Flexibility around subjects is a characteristic of an academically effective school. The more effective schools tend to allow students to sample subjects before asking them to choose what they want to study.

Subject level:
When do students decide about higher or ordinary level? The longer students delay the decision, the more of them will end up doing higher level.

Think ahead on this. If your child is keen on music and art, try to ensure there isn't going to be a timetable clash later on.

This is about implementation. The code of discipline is one thing, but effective schools will be consistent, transparent and fair in their application of rules. Procedures will be clear. While many parents dread a phone call from the principal, early involvement of parents in disciplinary matters is another characteristic of the effective school.

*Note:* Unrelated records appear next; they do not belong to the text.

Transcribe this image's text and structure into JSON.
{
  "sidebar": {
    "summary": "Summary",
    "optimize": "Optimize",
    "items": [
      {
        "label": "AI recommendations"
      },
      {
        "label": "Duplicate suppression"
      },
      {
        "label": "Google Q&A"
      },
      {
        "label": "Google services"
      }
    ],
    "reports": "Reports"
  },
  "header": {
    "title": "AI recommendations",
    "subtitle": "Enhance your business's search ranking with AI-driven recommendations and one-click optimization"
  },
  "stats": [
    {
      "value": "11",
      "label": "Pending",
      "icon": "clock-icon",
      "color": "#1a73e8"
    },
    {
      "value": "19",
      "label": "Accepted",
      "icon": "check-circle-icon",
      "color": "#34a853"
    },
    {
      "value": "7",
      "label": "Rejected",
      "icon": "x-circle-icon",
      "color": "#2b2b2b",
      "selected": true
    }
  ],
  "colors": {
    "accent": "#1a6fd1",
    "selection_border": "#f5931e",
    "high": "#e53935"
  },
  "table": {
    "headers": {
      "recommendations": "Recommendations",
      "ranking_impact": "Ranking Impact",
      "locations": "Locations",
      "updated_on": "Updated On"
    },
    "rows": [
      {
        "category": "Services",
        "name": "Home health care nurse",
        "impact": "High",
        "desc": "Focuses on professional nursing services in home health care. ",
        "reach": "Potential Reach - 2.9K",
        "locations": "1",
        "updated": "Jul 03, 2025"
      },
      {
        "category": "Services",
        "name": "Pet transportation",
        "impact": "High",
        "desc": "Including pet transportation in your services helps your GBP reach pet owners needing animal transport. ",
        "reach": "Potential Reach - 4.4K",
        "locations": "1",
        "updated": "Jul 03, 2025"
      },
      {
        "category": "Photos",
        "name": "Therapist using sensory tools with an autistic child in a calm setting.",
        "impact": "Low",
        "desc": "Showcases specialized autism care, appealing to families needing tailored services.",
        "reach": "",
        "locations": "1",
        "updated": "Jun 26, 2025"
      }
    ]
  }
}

Quality teaching:
Quality teaching is important and research has shown Irish parents value teaching and assume it is of a high standard.

Teacher expectations:
Teachers in effective schools expect and encourage high standards from students.

School organisation and leadership:
This can be difficult to pin down but is vital. If a school is not well-run, you will probably hear about it from other parents. If everything is running smoothly you may not even notice.

How to find out more about what works – and what doesn’t

Open Days:
Open days are a great way to talk to teachers, students and to have a look around the school all in one go. Some schools are better than others at advertising their open days so call a school and find out when theirs is on.

Talk to other parents. The word on the ground can be surprisingly accurate. Beware of the sweeping "Oh, X is the best school," but don't disregard it. Just use it as a springboard to find out more. Trust your own judgment, however. What's best for everyone else may not be best for your child.

Schools' own websites vary considerably in quality and content but they can be useful in finding out more. Websites such as schooldays.ie and citizensinformation.ie can also be helpful.

The Find a School feature on the Department of Education's website, education.ie, is useful. It's on the upper right-hand side of the homepage. You can input a few details about the sort of school you want and it will give you a map with schools in your area. Click into any of those schools and it will give you details about the school including website, pupil numbers and all inspection reports available.

Inspection reports:
Departmental inspectors visit schools and conduct whole school evaluations, subject inspections and programme evaluations.